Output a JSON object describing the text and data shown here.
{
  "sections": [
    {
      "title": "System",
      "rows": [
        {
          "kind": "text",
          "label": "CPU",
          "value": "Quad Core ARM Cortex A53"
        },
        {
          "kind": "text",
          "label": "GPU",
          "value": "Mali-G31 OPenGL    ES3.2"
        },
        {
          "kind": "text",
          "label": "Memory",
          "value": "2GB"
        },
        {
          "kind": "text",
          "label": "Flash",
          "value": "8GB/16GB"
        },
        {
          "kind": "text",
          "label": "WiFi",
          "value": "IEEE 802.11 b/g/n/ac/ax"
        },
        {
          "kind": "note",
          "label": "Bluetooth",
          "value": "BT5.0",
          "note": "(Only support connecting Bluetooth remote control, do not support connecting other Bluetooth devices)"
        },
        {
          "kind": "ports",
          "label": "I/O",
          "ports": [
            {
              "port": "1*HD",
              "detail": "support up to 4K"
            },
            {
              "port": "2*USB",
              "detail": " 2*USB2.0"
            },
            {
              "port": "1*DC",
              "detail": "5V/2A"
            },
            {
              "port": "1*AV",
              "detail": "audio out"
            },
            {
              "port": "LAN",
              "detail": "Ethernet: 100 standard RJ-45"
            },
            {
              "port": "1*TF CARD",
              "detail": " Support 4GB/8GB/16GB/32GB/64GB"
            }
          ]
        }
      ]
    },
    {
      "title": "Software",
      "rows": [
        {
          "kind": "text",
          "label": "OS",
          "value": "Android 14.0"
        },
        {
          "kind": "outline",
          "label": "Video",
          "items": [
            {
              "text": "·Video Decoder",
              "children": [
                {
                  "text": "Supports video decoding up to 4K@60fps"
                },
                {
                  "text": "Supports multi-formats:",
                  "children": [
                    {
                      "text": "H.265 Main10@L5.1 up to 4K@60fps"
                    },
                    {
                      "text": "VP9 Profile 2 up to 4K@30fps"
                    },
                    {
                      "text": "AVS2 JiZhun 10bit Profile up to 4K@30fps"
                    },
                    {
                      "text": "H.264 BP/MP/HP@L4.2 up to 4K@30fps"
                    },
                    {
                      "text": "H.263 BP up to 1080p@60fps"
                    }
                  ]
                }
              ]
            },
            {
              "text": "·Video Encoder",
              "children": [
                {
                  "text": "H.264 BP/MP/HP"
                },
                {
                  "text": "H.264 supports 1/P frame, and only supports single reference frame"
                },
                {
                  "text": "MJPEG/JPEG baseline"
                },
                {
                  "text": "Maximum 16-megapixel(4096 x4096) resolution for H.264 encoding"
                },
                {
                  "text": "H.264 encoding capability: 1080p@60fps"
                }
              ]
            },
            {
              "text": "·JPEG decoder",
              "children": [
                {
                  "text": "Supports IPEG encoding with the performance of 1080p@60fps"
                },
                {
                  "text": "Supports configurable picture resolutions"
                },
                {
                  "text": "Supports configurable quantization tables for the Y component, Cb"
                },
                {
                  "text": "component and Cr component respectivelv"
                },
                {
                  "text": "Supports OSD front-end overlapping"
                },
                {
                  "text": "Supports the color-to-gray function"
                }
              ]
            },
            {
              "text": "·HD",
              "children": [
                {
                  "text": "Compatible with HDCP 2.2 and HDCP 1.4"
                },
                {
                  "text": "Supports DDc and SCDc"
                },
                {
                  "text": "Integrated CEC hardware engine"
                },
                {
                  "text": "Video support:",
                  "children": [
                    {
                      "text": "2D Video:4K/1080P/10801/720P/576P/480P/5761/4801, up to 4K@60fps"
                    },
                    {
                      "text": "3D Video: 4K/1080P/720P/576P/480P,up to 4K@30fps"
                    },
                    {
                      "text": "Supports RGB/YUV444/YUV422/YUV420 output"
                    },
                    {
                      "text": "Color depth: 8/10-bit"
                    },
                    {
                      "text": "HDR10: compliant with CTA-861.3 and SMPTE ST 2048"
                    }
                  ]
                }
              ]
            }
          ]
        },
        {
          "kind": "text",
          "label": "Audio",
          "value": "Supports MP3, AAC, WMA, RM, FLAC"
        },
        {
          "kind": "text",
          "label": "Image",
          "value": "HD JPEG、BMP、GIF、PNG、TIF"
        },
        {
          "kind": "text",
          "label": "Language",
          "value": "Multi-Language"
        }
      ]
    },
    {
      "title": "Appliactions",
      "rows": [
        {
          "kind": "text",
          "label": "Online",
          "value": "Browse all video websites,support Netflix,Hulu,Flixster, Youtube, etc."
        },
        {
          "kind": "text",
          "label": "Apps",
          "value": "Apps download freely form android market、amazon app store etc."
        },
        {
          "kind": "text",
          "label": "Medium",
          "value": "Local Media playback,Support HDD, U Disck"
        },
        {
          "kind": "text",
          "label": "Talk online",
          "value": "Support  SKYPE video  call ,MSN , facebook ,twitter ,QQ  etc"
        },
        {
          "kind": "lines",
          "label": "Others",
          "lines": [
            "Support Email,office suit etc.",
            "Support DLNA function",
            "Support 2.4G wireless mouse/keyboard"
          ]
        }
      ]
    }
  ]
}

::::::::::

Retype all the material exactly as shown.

Output a JSON object describing the text and data shown here.
{
  "sections": [
    {
      "title": "System",
      "rows": [
        {
          "kind": "text",
          "label": "CPU",
          "value": "Quad Core ARM Cortex A53"
        },
        {
          "kind": "text",
          "label": "GPU",
          "value": "Mali-G31 OPenGL    ES3.2"
        },
        {
          "kind": "text",
          "label": "Memory",
          "value": "2GB"
        },
        {
          "kind": "text",
          "label": "Flash",
          "value": "8GB/16GB"
        },
        {
          "kind": "text",
          "label": "WiFi",
          "value": "IEEE 802.11 b/g/n/ac/ax"
        },
        {
          "kind": "note",
          "label": "Bluetooth",
          "value": "BT5.0",
          "note": "(Only support connecting Bluetooth remote control, do not support connecting other Bluetooth devices)"
        },
        {
          "kind": "ports",
          "label": "I/O",
          "ports": [
            {
              "port": "1*HD",
              "detail": "support up to 4K"
            },
            {
              "port": "2*USB",
              "detail": " 2*USB2.0"
            },
            {
              "port": "1*DC",
              "detail": "5V/2A"
            },
            {
              "port": "1*AV",
              "detail": "audio out"
            },
            {
              "port": "LAN",
              "detail": "Ethernet: 100 standard RJ-45"
            },
            {
              "port": "1*TF CARD",
              "detail": " Support 4GB/8GB/16GB/32GB/64GB"
            }
          ]
        }
      ]
    },
    {
      "title": "Software",
      "rows": [
        {
          "kind": "text",
          "label": "OS",
          "value": "Android 14.0"
        },
        {
          "kind": "outline",
          "label": "Video",
          "items": [
            {
              "text": "·Video Decoder",
              "children": [
                {
                  "text": "Supports video decoding up to 4K@60fps"
                },
                {
                  "text": "Supports multi-formats:",
                  "children": [
                    {
                      "text": "H.265 Main10@L5.1 up to 4K@60fps"
                    },
                    {
                      "text": "VP9 Profile 2 up to 4K@30fps"
                    },
                    {
                      "text": "AVS2 JiZhun 10bit Profile up to 4K@30fps"
                    },
                    {
                      "text": "H.264 BP/MP/HP@L4.2 up to 4K@30fps"
                    },
                    {
                      "text": "H.263 BP up to 1080p@60fps"
                    }
                  ]
                }
              ]
            },
            {
              "text": "·Video Encoder",
              "children": [
                {
                  "text": "H.264 BP/MP/HP"
                },
                {
                  "text": "H.264 supports 1/P frame, and only supports single reference frame"
                },
                {
                  "text": "MJPEG/JPEG baseline"
                },
                {
                  "text": "Maximum 16-megapixel(4096 x4096) resolution for H.264 encoding"
                },
                {
                  "text": "H.264 encoding capability: 1080p@60fps"
                }
              ]
            },
            {
              "text": "·JPEG decoder",
              "children": [
                {
                  "text": "Supports IPEG encoding with the performance of 1080p@60fps"
                },
                {
                  "text": "Supports configurable picture resolutions"
                },
                {
                  "text": "Supports configurable quantization tables for the Y component, Cb"
                },
                {
                  "text": "component and Cr component respectivelv"
                },
                {
                  "text": "Supports OSD front-end overlapping"
                },
                {
                  "text": "Supports the color-to-gray function"
                }
              ]
            },
            {
              "text": "·HD",
              "children": [
                {
                  "text": "Compatible with HDCP 2.2 and HDCP 1.4"
                },
                {
                  "text": "Supports DDc and SCDc"
                },
                {
                  "text": "Integrated CEC hardware engine"
                },
                {
                  "text": "Video support:",
                  "children": [
                    {
                      "text": "2D Video:4K/1080P/10801/720P/576P/480P/5761/4801, up to 4K@60fps"
                    },
                    {
                      "text": "3D Video: 4K/1080P/720P/576P/480P,up to 4K@30fps"
                    },
                    {
                      "text": "Supports RGB/YUV444/YUV422/YUV420 output"
                    },
                    {
                      "text": "Color depth: 8/10-bit"
                    },
                    {
                      "text": "HDR10: compliant with CTA-861.3 and SMPTE ST 2048"
                    }
                  ]
                }
              ]
            }
          ]
        },
        {
          "kind": "text",
          "label": "Audio",
          "value": "Supports MP3, AAC, WMA, RM, FLAC"
        },
        {
          "kind": "text",
          "label": "Image",
          "value": "HD JPEG、BMP、GIF、PNG、TIF"
        },
        {
          "kind": "text",
          "label": "Language",
          "value": "Multi-Language"
        }
      ]
    },
    {
      "title": "Appliactions",
      "rows": [
        {
          "kind": "text",
          "label": "Online",
          "value": "Browse all video websites,support Netflix,Hulu,Flixster, Youtube, etc."
        },
        {
          "kind": "text",
          "label": "Apps",
          "value": "Apps download freely form android market、amazon app store etc."
        },
        {
          "kind": "text",
          "label": "Medium",
          "value": "Local Media playback,Support HDD, U Disck"
        },
        {
          "kind": "text",
          "label": "Talk online",
          "value": "Support  SKYPE video  call ,MSN , facebook ,twitter ,QQ  etc"
        },
        {
          "kind": "lines",
          "label": "Others",
          "lines": [
            "Support Email,office suit etc.",
            "Support DLNA function",
            "Support 2.4G wireless mouse/keyboard"
          ]
        }
      ]
    }
  ]
}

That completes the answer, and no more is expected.